Start of Material supplied

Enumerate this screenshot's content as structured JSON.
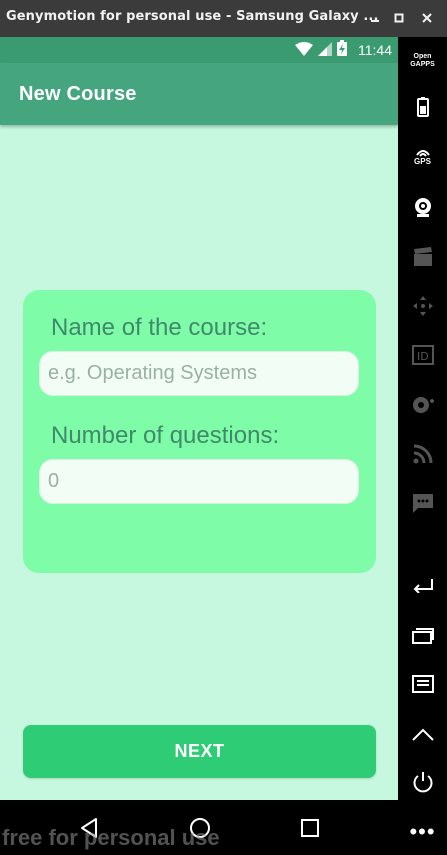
{
  "window": {
    "title": "Genymotion for personal use - Samsung Galaxy ...",
    "minimize_icon": "minimize-icon",
    "maximize_icon": "maximize-icon",
    "close_icon": "close-icon"
  },
  "statusbar": {
    "time": "11:44",
    "icons": [
      "wifi-icon",
      "signal-icon",
      "battery-charging-icon"
    ]
  },
  "appbar": {
    "title": "New Course"
  },
  "form": {
    "name_label": "Name of the course:",
    "name_placeholder": "e.g. Operating Systems",
    "name_value": "",
    "questions_label": "Number of questions:",
    "questions_placeholder": "0",
    "questions_value": ""
  },
  "actions": {
    "next_label": "NEXT"
  },
  "navbar": {
    "icons": [
      "back-icon",
      "home-icon",
      "recents-icon"
    ]
  },
  "watermark": "free for personal use",
  "sidebar": {
    "opengapps_line1": "Open",
    "opengapps_line2": "GAPPS",
    "gps_label": "GPS",
    "more_label": "•••",
    "tools": [
      "opengapps-icon",
      "battery-icon",
      "gps-icon",
      "webcam-icon",
      "capture-icon",
      "dpad-icon",
      "id-icon",
      "disk-icon",
      "cast-icon",
      "sms-icon",
      "back-icon",
      "recents-icon",
      "menu-icon",
      "home-icon",
      "power-icon",
      "more-icon"
    ]
  },
  "colors": {
    "titlebar": "#3b3b3b",
    "statusbar": "#3a9b71",
    "appbar": "#44a57e",
    "background": "#c5f8de",
    "card": "#7ffca8",
    "button": "#2ecc74"
  }
}
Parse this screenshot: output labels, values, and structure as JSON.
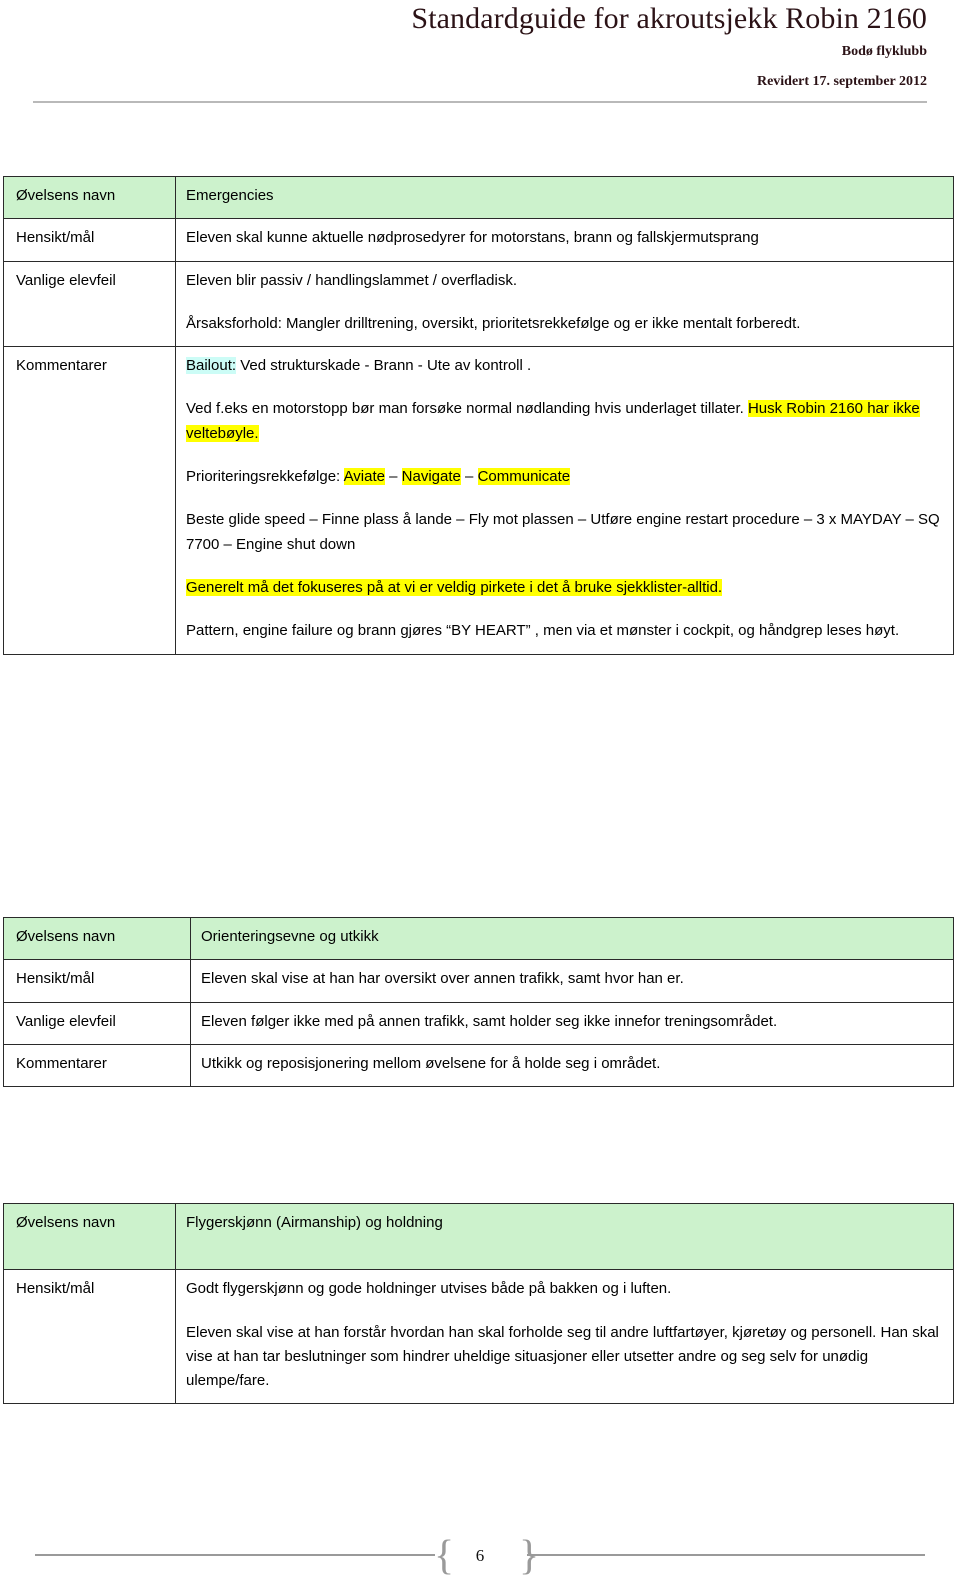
{
  "header": {
    "title": "Standardguide for akroutsjekk Robin 2160",
    "club": "Bodø flyklubb",
    "revision": "Revidert 17. september 2012"
  },
  "labels": {
    "ovelsens_navn": "Øvelsens navn",
    "hensikt_mal": "Hensikt/mål",
    "vanlige_elevfeil": "Vanlige elevfeil",
    "kommentarer": "Kommentarer"
  },
  "tables": [
    {
      "id": "emergencies",
      "name": "Emergencies",
      "hensikt": "Eleven skal kunne aktuelle nødprosedyrer for motorstans, brann og fallskjermutsprang",
      "elevfeil_1": "Eleven blir passiv / handlingslammet / overfladisk.",
      "elevfeil_2": "Årsaksforhold: Mangler drilltrening, oversikt, prioritetsrekkefølge og er ikke mentalt forberedt.",
      "kommentarer": {
        "p1_highlight": "Bailout:",
        "p1_rest": " Ved strukturskade - Brann - Ute av kontroll .",
        "p2_pre": "Ved  f.eks en motorstopp bør man forsøke normal nødlanding hvis underlaget tillater. ",
        "p2_highlight": "Husk Robin 2160 har ikke veltebøyle.",
        "p3_pre": "Prioriteringsrekkefølge: ",
        "p3_hl1": "Aviate",
        "p3_sep1": " – ",
        "p3_hl2": "Navigate",
        "p3_sep2": " – ",
        "p3_hl3": "Communicate",
        "p4": "Beste glide speed – Finne plass å lande – Fly mot plassen – Utføre engine restart procedure – 3 x MAYDAY – SQ 7700 – Engine shut down",
        "p5_highlight": "Generelt må det fokuseres på at vi er veldig pirkete i det å bruke sjekklister-alltid.",
        "p6": "Pattern, engine failure og brann gjøres “BY HEART” , men via et mønster i cockpit, og håndgrep leses høyt."
      }
    },
    {
      "id": "orientering",
      "name": "Orienteringsevne og utkikk",
      "hensikt": "Eleven skal vise at han har oversikt over annen trafikk, samt hvor han er.",
      "elevfeil": "Eleven følger ikke med på annen trafikk, samt holder seg ikke innefor treningsområdet.",
      "kommentarer": "Utkikk og reposisjonering mellom øvelsene for å holde seg i området."
    },
    {
      "id": "airmanship",
      "name": "Flygerskjønn (Airmanship) og holdning",
      "hensikt_1": "Godt flygerskjønn og gode holdninger utvises både på bakken og i luften.",
      "hensikt_2": "Eleven skal vise at han forstår hvordan han skal forholde seg til andre luftfartøyer, kjøretøy og personell.  Han skal vise at han tar beslutninger som hindrer uheldige situasjoner eller utsetter andre og seg selv for unødig ulempe/fare."
    }
  ],
  "footer": {
    "page_number": "6",
    "brace_left": "{",
    "brace_right": "}"
  },
  "colors": {
    "header_green": "#ccf2cc",
    "highlight_yellow": "#ffff00",
    "highlight_cyan": "#ccfcf6",
    "title_color": "#2b1216",
    "rule_gray": "#b9b9b9"
  }
}
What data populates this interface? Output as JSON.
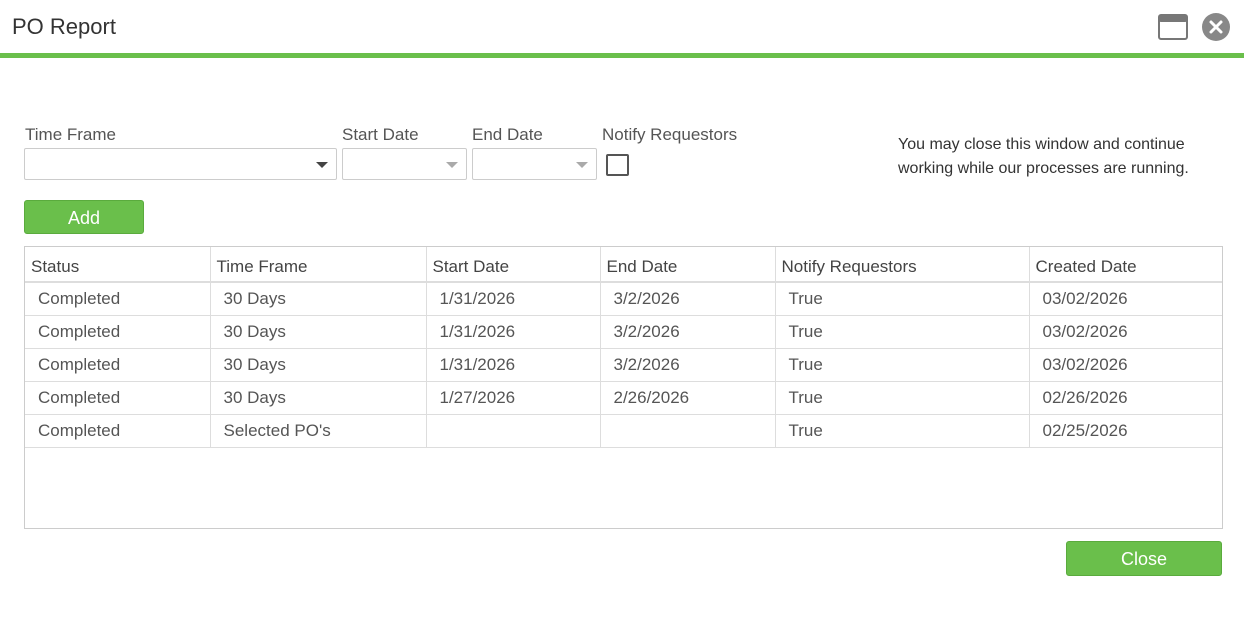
{
  "window": {
    "title": "PO Report"
  },
  "form": {
    "time_frame_label": "Time Frame",
    "time_frame_value": "",
    "start_date_label": "Start Date",
    "start_date_value": "",
    "end_date_label": "End Date",
    "end_date_value": "",
    "notify_label": "Notify Requestors",
    "notify_checked": false,
    "info_line1": "You may close this window and continue",
    "info_line2": "working while our processes are running.",
    "add_label": "Add"
  },
  "table": {
    "columns": [
      "Status",
      "Time Frame",
      "Start Date",
      "End Date",
      "Notify Requestors",
      "Created Date"
    ],
    "rows": [
      [
        "Completed",
        "30 Days",
        "1/31/2026",
        "3/2/2026",
        "True",
        "03/02/2026"
      ],
      [
        "Completed",
        "30 Days",
        "1/31/2026",
        "3/2/2026",
        "True",
        "03/02/2026"
      ],
      [
        "Completed",
        "30 Days",
        "1/31/2026",
        "3/2/2026",
        "True",
        "03/02/2026"
      ],
      [
        "Completed",
        "30 Days",
        "1/27/2026",
        "2/26/2026",
        "True",
        "02/26/2026"
      ],
      [
        "Completed",
        "Selected PO's",
        "",
        "",
        "True",
        "02/25/2026"
      ]
    ]
  },
  "footer": {
    "close_label": "Close"
  },
  "colors": {
    "accent": "#6abf4b"
  },
  "icons": {
    "maximize": "maximize-icon",
    "close": "close-icon",
    "dropdown": "chevron-down-icon"
  }
}
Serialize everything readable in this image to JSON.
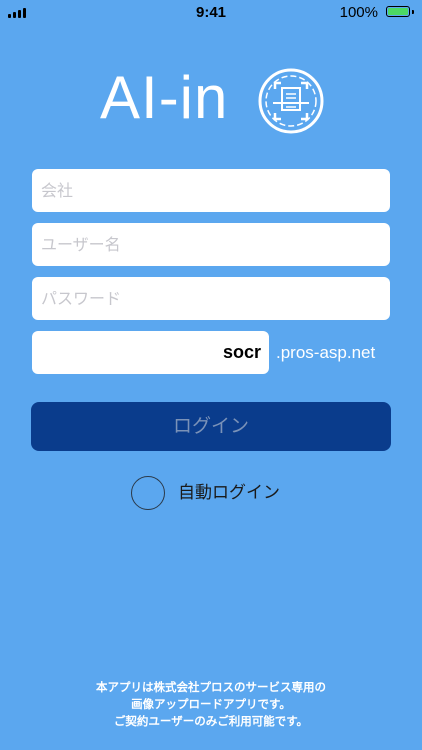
{
  "status_bar": {
    "time": "9:41",
    "battery_percent": "100%",
    "battery_color": "#4cd964"
  },
  "logo": {
    "text": "AI-in",
    "icon": "scanner-logo-icon"
  },
  "form": {
    "company_placeholder": "会社",
    "username_placeholder": "ユーザー名",
    "password_placeholder": "パスワード",
    "domain_value": "socr",
    "domain_suffix": ".pros-asp.net"
  },
  "login_button": {
    "label": "ログイン",
    "color": "#0a3c8c"
  },
  "auto_login": {
    "label": "自動ログイン",
    "checked": false
  },
  "footer": {
    "lines": [
      "本アプリは株式会社プロスのサービス専用の",
      "画像アップロードアプリです。",
      "ご契約ユーザーのみご利用可能です。"
    ]
  },
  "colors": {
    "background": "#5ba7ef",
    "button": "#0a3c8c"
  }
}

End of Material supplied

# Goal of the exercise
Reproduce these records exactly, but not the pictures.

# Solved problem
Enumerate this screenshot's content as structured JSON.
{
  "window": {
    "title": "Genymotion for personal use - Samsung Galaxy ...",
    "minimize_icon": "minimize-icon",
    "maximize_icon": "maximize-icon",
    "close_icon": "close-icon"
  },
  "statusbar": {
    "time": "11:44",
    "icons": [
      "wifi-icon",
      "signal-icon",
      "battery-charging-icon"
    ]
  },
  "appbar": {
    "title": "New Course"
  },
  "form": {
    "name_label": "Name of the course:",
    "name_placeholder": "e.g. Operating Systems",
    "name_value": "",
    "questions_label": "Number of questions:",
    "questions_placeholder": "0",
    "questions_value": ""
  },
  "actions": {
    "next_label": "NEXT"
  },
  "navbar": {
    "icons": [
      "back-icon",
      "home-icon",
      "recents-icon"
    ]
  },
  "watermark": "free for personal use",
  "sidebar": {
    "opengapps_line1": "Open",
    "opengapps_line2": "GAPPS",
    "gps_label": "GPS",
    "more_label": "•••",
    "tools": [
      "opengapps-icon",
      "battery-icon",
      "gps-icon",
      "webcam-icon",
      "capture-icon",
      "dpad-icon",
      "id-icon",
      "disk-icon",
      "cast-icon",
      "sms-icon",
      "back-icon",
      "recents-icon",
      "menu-icon",
      "home-icon",
      "power-icon",
      "more-icon"
    ]
  },
  "colors": {
    "titlebar": "#3b3b3b",
    "statusbar": "#3a9b71",
    "appbar": "#44a57e",
    "background": "#c5f8de",
    "card": "#7ffca8",
    "button": "#2ecc74"
  }
}
Parse this screenshot: output labels, values, and structure as JSON.
{
  "header": {
    "title": "Standardguide for akroutsjekk Robin 2160",
    "club": "Bodø flyklubb",
    "revision": "Revidert 17. september 2012"
  },
  "labels": {
    "ovelsens_navn": "Øvelsens navn",
    "hensikt_mal": "Hensikt/mål",
    "vanlige_elevfeil": "Vanlige elevfeil",
    "kommentarer": "Kommentarer"
  },
  "tables": [
    {
      "id": "emergencies",
      "name": "Emergencies",
      "hensikt": "Eleven skal kunne aktuelle nødprosedyrer for motorstans, brann og fallskjermutsprang",
      "elevfeil_1": "Eleven blir passiv / handlingslammet / overfladisk.",
      "elevfeil_2": "Årsaksforhold: Mangler drilltrening, oversikt, prioritetsrekkefølge og er ikke mentalt forberedt.",
      "kommentarer": {
        "p1_highlight": "Bailout:",
        "p1_rest": " Ved strukturskade - Brann - Ute av kontroll .",
        "p2_pre": "Ved  f.eks en motorstopp bør man forsøke normal nødlanding hvis underlaget tillater. ",
        "p2_highlight": "Husk Robin 2160 har ikke veltebøyle.",
        "p3_pre": "Prioriteringsrekkefølge: ",
        "p3_hl1": "Aviate",
        "p3_sep1": " – ",
        "p3_hl2": "Navigate",
        "p3_sep2": " – ",
        "p3_hl3": "Communicate",
        "p4": "Beste glide speed – Finne plass å lande – Fly mot plassen – Utføre engine restart procedure – 3 x MAYDAY – SQ 7700 – Engine shut down",
        "p5_highlight": "Generelt må det fokuseres på at vi er veldig pirkete i det å bruke sjekklister-alltid.",
        "p6": "Pattern, engine failure og brann gjøres “BY HEART” , men via et mønster i cockpit, og håndgrep leses høyt."
      }
    },
    {
      "id": "orientering",
      "name": "Orienteringsevne og utkikk",
      "hensikt": "Eleven skal vise at han har oversikt over annen trafikk, samt hvor han er.",
      "elevfeil": "Eleven følger ikke med på annen trafikk, samt holder seg ikke innefor treningsområdet.",
      "kommentarer": "Utkikk og reposisjonering mellom øvelsene for å holde seg i området."
    },
    {
      "id": "airmanship",
      "name": "Flygerskjønn (Airmanship) og holdning",
      "hensikt_1": "Godt flygerskjønn og gode holdninger utvises både på bakken og i luften.",
      "hensikt_2": "Eleven skal vise at han forstår hvordan han skal forholde seg til andre luftfartøyer, kjøretøy og personell.  Han skal vise at han tar beslutninger som hindrer uheldige situasjoner eller utsetter andre og seg selv for unødig ulempe/fare."
    }
  ],
  "footer": {
    "page_number": "6",
    "brace_left": "{",
    "brace_right": "}"
  },
  "colors": {
    "header_green": "#ccf2cc",
    "highlight_yellow": "#ffff00",
    "highlight_cyan": "#ccfcf6",
    "title_color": "#2b1216",
    "rule_gray": "#b9b9b9"
  }
}
What data populates this interface? Output as JSON.
{
  "window": {
    "title": "PO Report"
  },
  "form": {
    "time_frame_label": "Time Frame",
    "time_frame_value": "",
    "start_date_label": "Start Date",
    "start_date_value": "",
    "end_date_label": "End Date",
    "end_date_value": "",
    "notify_label": "Notify Requestors",
    "notify_checked": false,
    "info_line1": "You may close this window and continue",
    "info_line2": "working while our processes are running.",
    "add_label": "Add"
  },
  "table": {
    "columns": [
      "Status",
      "Time Frame",
      "Start Date",
      "End Date",
      "Notify Requestors",
      "Created Date"
    ],
    "rows": [
      [
        "Completed",
        "30 Days",
        "1/31/2026",
        "3/2/2026",
        "True",
        "03/02/2026"
      ],
      [
        "Completed",
        "30 Days",
        "1/31/2026",
        "3/2/2026",
        "True",
        "03/02/2026"
      ],
      [
        "Completed",
        "30 Days",
        "1/31/2026",
        "3/2/2026",
        "True",
        "03/02/2026"
      ],
      [
        "Completed",
        "30 Days",
        "1/27/2026",
        "2/26/2026",
        "True",
        "02/26/2026"
      ],
      [
        "Completed",
        "Selected PO's",
        "",
        "",
        "True",
        "02/25/2026"
      ]
    ]
  },
  "footer": {
    "close_label": "Close"
  },
  "colors": {
    "accent": "#6abf4b"
  },
  "icons": {
    "maximize": "maximize-icon",
    "close": "close-icon",
    "dropdown": "chevron-down-icon"
  }
}
Serialize everything readable in this image to JSON.
{
  "status_bar": {
    "time": "9:41",
    "battery_percent": "100%",
    "battery_color": "#4cd964"
  },
  "logo": {
    "text": "AI-in",
    "icon": "scanner-logo-icon"
  },
  "form": {
    "company_placeholder": "会社",
    "username_placeholder": "ユーザー名",
    "password_placeholder": "パスワード",
    "domain_value": "socr",
    "domain_suffix": ".pros-asp.net"
  },
  "login_button": {
    "label": "ログイン",
    "color": "#0a3c8c"
  },
  "auto_login": {
    "label": "自動ログイン",
    "checked": false
  },
  "footer": {
    "lines": [
      "本アプリは株式会社プロスのサービス専用の",
      "画像アップロードアプリです。",
      "ご契約ユーザーのみご利用可能です。"
    ]
  },
  "colors": {
    "background": "#5ba7ef",
    "button": "#0a3c8c"
  }
}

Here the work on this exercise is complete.